- **Data excerpts**

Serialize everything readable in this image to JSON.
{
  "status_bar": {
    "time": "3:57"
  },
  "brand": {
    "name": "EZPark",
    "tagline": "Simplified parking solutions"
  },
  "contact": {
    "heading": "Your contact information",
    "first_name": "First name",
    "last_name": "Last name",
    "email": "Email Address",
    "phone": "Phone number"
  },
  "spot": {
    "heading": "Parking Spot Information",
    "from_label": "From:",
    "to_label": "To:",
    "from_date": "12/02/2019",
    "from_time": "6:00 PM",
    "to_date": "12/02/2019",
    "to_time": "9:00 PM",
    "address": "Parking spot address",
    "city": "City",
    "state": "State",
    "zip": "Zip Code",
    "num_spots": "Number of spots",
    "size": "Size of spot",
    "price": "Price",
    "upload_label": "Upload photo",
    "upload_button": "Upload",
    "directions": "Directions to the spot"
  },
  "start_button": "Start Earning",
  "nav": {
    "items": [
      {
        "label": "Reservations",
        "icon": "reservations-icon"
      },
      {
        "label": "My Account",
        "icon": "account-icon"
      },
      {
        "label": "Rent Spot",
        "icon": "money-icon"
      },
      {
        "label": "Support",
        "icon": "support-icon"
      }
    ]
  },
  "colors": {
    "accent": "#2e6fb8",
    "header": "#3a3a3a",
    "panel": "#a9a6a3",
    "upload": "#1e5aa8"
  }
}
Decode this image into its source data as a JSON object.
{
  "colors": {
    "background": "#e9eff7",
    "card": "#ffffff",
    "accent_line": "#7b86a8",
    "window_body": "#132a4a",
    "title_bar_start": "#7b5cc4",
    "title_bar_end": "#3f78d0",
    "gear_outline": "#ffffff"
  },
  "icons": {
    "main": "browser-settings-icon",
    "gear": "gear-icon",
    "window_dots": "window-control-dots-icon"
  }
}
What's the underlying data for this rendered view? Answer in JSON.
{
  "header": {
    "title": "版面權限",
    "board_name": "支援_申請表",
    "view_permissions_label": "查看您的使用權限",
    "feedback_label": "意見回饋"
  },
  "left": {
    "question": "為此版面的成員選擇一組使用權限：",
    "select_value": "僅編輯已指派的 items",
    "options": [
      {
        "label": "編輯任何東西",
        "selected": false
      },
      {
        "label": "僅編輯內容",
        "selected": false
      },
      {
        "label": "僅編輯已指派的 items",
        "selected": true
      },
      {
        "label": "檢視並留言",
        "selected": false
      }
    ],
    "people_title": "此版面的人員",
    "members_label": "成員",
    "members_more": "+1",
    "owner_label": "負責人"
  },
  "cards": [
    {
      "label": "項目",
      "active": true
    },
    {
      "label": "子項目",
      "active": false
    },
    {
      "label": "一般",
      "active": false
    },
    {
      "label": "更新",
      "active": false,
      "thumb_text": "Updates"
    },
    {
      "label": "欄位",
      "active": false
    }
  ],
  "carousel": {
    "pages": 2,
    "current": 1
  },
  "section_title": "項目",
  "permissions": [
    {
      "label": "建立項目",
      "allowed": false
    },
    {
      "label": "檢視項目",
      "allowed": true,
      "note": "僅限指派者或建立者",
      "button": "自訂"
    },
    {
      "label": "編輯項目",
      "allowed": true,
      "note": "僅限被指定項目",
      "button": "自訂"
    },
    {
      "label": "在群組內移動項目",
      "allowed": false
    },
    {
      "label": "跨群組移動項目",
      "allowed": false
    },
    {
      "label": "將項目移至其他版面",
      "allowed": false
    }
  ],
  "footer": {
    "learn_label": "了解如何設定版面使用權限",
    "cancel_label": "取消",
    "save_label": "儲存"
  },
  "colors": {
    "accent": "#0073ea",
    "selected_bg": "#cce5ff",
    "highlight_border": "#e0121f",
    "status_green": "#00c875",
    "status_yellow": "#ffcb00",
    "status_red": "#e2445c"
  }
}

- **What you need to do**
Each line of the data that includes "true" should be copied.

- **Task solution**
        "selected": true
      "active": true
      "allowed": true,
      "allowed": true,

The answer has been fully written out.